2. Change your due dates.

Having multiple accounts to pay with varying due dates can be a nightmare. To avoid this, you can change your due dates to make things a lot less confusing.

What’s a common way to schedule due dates that makes sense? Make them due on the first of the month or right after payday. Doing so can ensure you not only remember when to pay them, but also have the money needed to do so.

What’s another good reason to change your due dates to synchronize with paydays? It makes you more likely to avoid impulse purchases that could leave you without cash to pay bills on time.


3. Close unnecessary accounts.

You may have more credit accounts than you need. If this is the case, you can pay some of them off and close them to make things less confusing. The fewer accounts to pay each month, the less you’ll need to juggle around in your mind.

There’s another benefit of paying off and closing accounts: It can keep your credit score high. Sure, you may not use that credit account and make payments on it to boost your score, but you can still use it to your advantage.

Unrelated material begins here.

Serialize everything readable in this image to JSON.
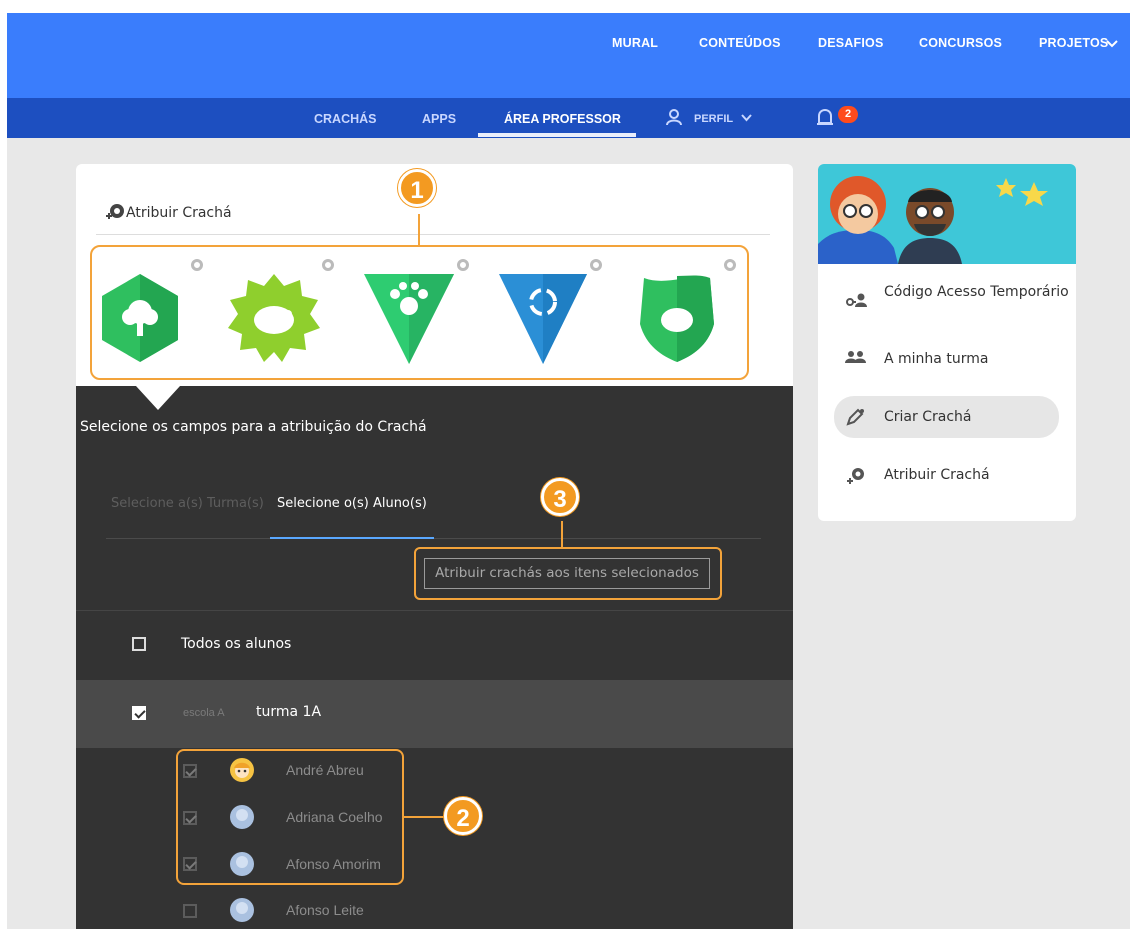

A closed credit account that had a solid payment history will help your score, not hurt it. In other words, don’t be bashful when it comes to decluttering your accounts and only keeping what’s needed.